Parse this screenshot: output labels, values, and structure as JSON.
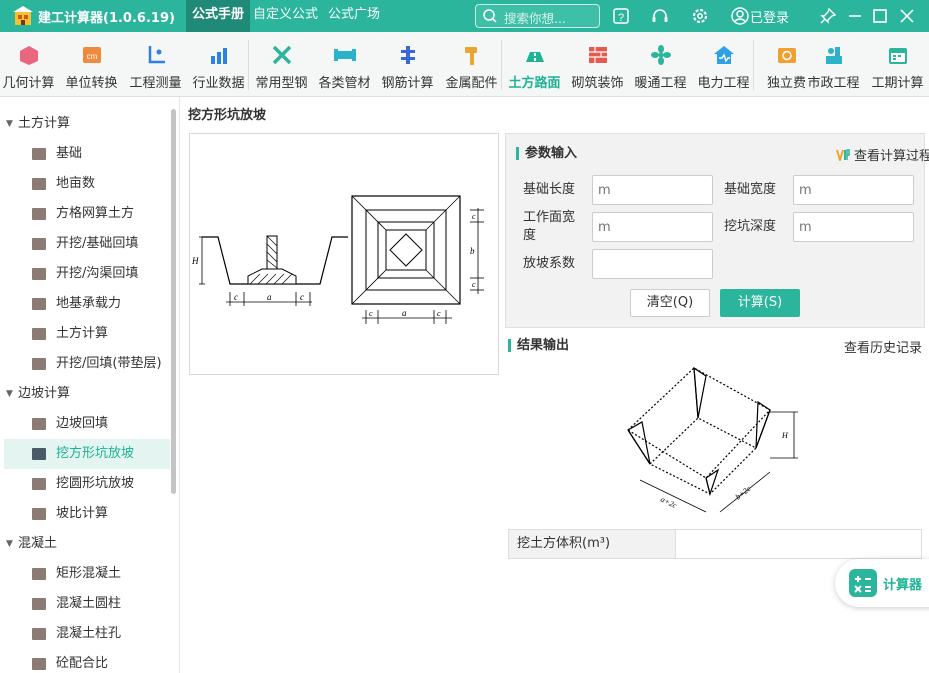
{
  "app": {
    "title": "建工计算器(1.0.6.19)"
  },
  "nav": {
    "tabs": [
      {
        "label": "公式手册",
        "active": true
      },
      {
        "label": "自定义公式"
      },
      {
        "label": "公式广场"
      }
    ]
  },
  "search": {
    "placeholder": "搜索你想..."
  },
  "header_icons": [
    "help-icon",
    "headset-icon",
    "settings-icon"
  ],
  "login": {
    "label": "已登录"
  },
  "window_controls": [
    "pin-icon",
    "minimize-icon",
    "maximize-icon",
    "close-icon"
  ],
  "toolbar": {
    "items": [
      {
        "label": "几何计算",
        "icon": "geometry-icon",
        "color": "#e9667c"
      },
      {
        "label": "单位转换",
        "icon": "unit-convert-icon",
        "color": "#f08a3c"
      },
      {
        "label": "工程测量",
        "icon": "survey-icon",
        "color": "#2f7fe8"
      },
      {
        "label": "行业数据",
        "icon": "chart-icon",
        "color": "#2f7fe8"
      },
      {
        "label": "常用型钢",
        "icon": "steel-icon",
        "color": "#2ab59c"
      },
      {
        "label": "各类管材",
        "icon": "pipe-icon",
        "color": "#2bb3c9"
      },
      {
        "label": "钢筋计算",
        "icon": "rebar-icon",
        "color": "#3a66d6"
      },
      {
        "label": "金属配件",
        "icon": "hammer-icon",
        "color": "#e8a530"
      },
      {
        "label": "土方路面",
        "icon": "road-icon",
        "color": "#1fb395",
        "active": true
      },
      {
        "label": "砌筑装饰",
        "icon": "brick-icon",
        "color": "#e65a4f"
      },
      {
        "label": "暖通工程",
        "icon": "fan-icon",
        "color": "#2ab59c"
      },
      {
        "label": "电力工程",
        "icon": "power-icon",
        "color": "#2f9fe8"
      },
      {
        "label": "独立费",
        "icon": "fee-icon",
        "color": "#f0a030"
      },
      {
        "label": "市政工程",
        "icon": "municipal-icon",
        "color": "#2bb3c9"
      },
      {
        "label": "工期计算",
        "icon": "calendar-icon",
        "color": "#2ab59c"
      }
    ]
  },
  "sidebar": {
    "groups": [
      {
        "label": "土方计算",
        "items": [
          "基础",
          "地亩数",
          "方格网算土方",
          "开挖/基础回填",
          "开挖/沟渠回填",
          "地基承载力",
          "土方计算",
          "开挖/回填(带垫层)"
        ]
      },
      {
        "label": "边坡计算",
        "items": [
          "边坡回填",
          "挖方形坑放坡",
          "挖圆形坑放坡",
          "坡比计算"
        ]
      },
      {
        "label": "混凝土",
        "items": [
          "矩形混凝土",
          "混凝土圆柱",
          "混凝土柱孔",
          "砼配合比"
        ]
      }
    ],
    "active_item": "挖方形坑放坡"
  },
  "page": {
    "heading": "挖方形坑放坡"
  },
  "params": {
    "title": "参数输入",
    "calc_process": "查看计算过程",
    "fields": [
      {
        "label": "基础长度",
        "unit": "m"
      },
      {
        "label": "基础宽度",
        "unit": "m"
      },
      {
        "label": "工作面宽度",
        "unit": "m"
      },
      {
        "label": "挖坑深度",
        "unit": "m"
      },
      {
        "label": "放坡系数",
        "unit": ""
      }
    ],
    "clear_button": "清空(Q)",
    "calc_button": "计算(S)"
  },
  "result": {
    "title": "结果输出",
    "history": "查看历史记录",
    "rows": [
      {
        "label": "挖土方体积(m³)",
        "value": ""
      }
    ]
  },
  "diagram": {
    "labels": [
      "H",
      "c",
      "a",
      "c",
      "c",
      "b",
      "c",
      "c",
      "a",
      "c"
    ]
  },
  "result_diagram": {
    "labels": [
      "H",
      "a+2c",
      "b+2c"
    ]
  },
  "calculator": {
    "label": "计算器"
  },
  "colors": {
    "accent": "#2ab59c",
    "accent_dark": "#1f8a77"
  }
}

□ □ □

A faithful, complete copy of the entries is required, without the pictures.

Parse this screenshot: output labels, values, and structure as JSON.
{
  "app": {
    "title": "建工计算器(1.0.6.19)"
  },
  "nav": {
    "tabs": [
      {
        "label": "公式手册",
        "active": true
      },
      {
        "label": "自定义公式"
      },
      {
        "label": "公式广场"
      }
    ]
  },
  "search": {
    "placeholder": "搜索你想..."
  },
  "header_icons": [
    "help-icon",
    "headset-icon",
    "settings-icon"
  ],
  "login": {
    "label": "已登录"
  },
  "window_controls": [
    "pin-icon",
    "minimize-icon",
    "maximize-icon",
    "close-icon"
  ],
  "toolbar": {
    "items": [
      {
        "label": "几何计算",
        "icon": "geometry-icon",
        "color": "#e9667c"
      },
      {
        "label": "单位转换",
        "icon": "unit-convert-icon",
        "color": "#f08a3c"
      },
      {
        "label": "工程测量",
        "icon": "survey-icon",
        "color": "#2f7fe8"
      },
      {
        "label": "行业数据",
        "icon": "chart-icon",
        "color": "#2f7fe8"
      },
      {
        "label": "常用型钢",
        "icon": "steel-icon",
        "color": "#2ab59c"
      },
      {
        "label": "各类管材",
        "icon": "pipe-icon",
        "color": "#2bb3c9"
      },
      {
        "label": "钢筋计算",
        "icon": "rebar-icon",
        "color": "#3a66d6"
      },
      {
        "label": "金属配件",
        "icon": "hammer-icon",
        "color": "#e8a530"
      },
      {
        "label": "土方路面",
        "icon": "road-icon",
        "color": "#1fb395",
        "active": true
      },
      {
        "label": "砌筑装饰",
        "icon": "brick-icon",
        "color": "#e65a4f"
      },
      {
        "label": "暖通工程",
        "icon": "fan-icon",
        "color": "#2ab59c"
      },
      {
        "label": "电力工程",
        "icon": "power-icon",
        "color": "#2f9fe8"
      },
      {
        "label": "独立费",
        "icon": "fee-icon",
        "color": "#f0a030"
      },
      {
        "label": "市政工程",
        "icon": "municipal-icon",
        "color": "#2bb3c9"
      },
      {
        "label": "工期计算",
        "icon": "calendar-icon",
        "color": "#2ab59c"
      }
    ]
  },
  "sidebar": {
    "groups": [
      {
        "label": "土方计算",
        "items": [
          "基础",
          "地亩数",
          "方格网算土方",
          "开挖/基础回填",
          "开挖/沟渠回填",
          "地基承载力",
          "土方计算",
          "开挖/回填(带垫层)"
        ]
      },
      {
        "label": "边坡计算",
        "items": [
          "边坡回填",
          "挖方形坑放坡",
          "挖圆形坑放坡",
          "坡比计算"
        ]
      },
      {
        "label": "混凝土",
        "items": [
          "矩形混凝土",
          "混凝土圆柱",
          "混凝土柱孔",
          "砼配合比"
        ]
      }
    ],
    "active_item": "挖方形坑放坡"
  },
  "page": {
    "heading": "挖方形坑放坡"
  },
  "params": {
    "title": "参数输入",
    "calc_process": "查看计算过程",
    "fields": [
      {
        "label": "基础长度",
        "unit": "m"
      },
      {
        "label": "基础宽度",
        "unit": "m"
      },
      {
        "label": "工作面宽度",
        "unit": "m"
      },
      {
        "label": "挖坑深度",
        "unit": "m"
      },
      {
        "label": "放坡系数",
        "unit": ""
      }
    ],
    "clear_button": "清空(Q)",
    "calc_button": "计算(S)"
  },
  "result": {
    "title": "结果输出",
    "history": "查看历史记录",
    "rows": [
      {
        "label": "挖土方体积(m³)",
        "value": ""
      }
    ]
  },
  "diagram": {
    "labels": [
      "H",
      "c",
      "a",
      "c",
      "c",
      "b",
      "c",
      "c",
      "a",
      "c"
    ]
  },
  "result_diagram": {
    "labels": [
      "H",
      "a+2c",
      "b+2c"
    ]
  },
  "calculator": {
    "label": "计算器"
  },
  "colors": {
    "accent": "#2ab59c",
    "accent_dark": "#1f8a77"
  }
}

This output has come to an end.